A couple dancing the shimmy from the 1920's.
- The definition of shimmy is a 1920s jazz dance where you shake or wiggle, or is abnormal shaking.
- A fancy little ragtime dance that involves shaking your body is an example of a shimmy.
- When a car's wheels start to vibrate, this is an example of ashimmy.
- Shimmy is defined as shaking abnormally, doing a dance where you shake, or move effortlessly.
- When a front automobile wheel shakes at high speed, this is an example of shimmy.
- When a 1920s jazz dancer shakes her body, this is an example of a shimmy.
- When you sashay down a fashion runway as a model, this is an example of when you shimmy.
Origin of shimmyfrom chemise misunderstood as pluralSlang a chemise
Origin of shimmy< phr. to shake a shimmy
- a jazz dance, popular in the 1920s, characterized by much shaking of the body
- a marked shaking, vibration, or wobble, as in the front wheels of an automobile
intransitive verb-·mied, -·my·ing
- to dance the shimmy
- to shake, vibrate, or wobble
- Abnormal vibration or wobbling, as of the wheels of an automobile.
- A dance popular in the 1920s, characterized by rapid shaking of the body.
- A chemise.
intransitive verbshim·mied, shim·my·ing, shim·mies
- To vibrate or wobble abnormally.
- To shake the body in or as if in dancing the shimmy.
- To shinny. See Usage note below.
Origin of shimmyPerhaps from shimmy alteration of chemise
Usage Note: The shimmy is a dance that was popular in the 1920s and is characterized by rapid shaking of the body.

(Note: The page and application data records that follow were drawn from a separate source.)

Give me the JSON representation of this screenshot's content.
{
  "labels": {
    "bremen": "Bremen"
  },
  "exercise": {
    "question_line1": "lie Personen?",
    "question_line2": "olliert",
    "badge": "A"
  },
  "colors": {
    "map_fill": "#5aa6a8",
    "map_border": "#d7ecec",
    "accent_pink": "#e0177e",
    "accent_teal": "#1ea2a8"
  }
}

To shimmy means “to shake the body in or as if in dancing the shimmy.” Shimmy, possibly an alteration of the word chemise, has no etymological connection to the similar-sounding verb shinny, meaning “to climb by gripping and pulling alternately with the hands and legs.” Recently, however, the verb shimmy has been used to describe the action of shinnying . In addition to their similarity in sound, the motions described by both verbs involve back-and-forth movements of the body. It's understandable, then, how this new sense of shimmy arose, and it has gained marginal acceptance by our Usage Panel. In our 2015 survey, 53 percent of the Panelists accepted the sentence Tania shimmied up the tree and picked some apples . Interestingly, only 66 percent of the Panelists accepted the use of shinny in the same sentence, suggesting that there remains confusion even among wordsmiths over which is the most appropriate word choice to describe this type of climbing. However, when it comes to the use of shinny (traditionally “to climb”) in place of shimmy (traditionally “to dance”), the Panelists are resolute in holding to the traditional meanings, with 97 percent finding the use of shinny in the sentence The couple shinnied on the dance floor to the samba music unacceptable.

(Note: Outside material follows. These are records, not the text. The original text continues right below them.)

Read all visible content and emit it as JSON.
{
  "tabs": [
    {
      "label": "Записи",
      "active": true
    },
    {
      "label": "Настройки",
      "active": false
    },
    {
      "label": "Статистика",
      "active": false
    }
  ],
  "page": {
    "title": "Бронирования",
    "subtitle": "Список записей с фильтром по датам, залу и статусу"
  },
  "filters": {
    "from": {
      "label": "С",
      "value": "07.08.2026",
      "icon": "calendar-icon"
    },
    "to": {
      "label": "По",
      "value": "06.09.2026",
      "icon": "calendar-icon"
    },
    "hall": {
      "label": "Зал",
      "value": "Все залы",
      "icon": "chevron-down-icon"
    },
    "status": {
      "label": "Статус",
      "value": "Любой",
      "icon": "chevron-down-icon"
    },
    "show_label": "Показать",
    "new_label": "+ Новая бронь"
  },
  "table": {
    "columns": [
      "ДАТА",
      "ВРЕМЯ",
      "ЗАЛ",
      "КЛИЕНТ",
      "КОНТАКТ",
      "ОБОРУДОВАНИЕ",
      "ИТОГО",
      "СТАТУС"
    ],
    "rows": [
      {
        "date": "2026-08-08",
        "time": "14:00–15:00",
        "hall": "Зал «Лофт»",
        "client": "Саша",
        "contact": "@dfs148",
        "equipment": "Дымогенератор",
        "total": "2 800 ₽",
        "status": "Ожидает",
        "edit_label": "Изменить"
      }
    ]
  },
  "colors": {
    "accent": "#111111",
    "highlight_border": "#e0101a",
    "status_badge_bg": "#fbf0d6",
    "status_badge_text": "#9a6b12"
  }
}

(third-person singular simple present shimmies, present participle shimmying, simple past and past participle shimmied)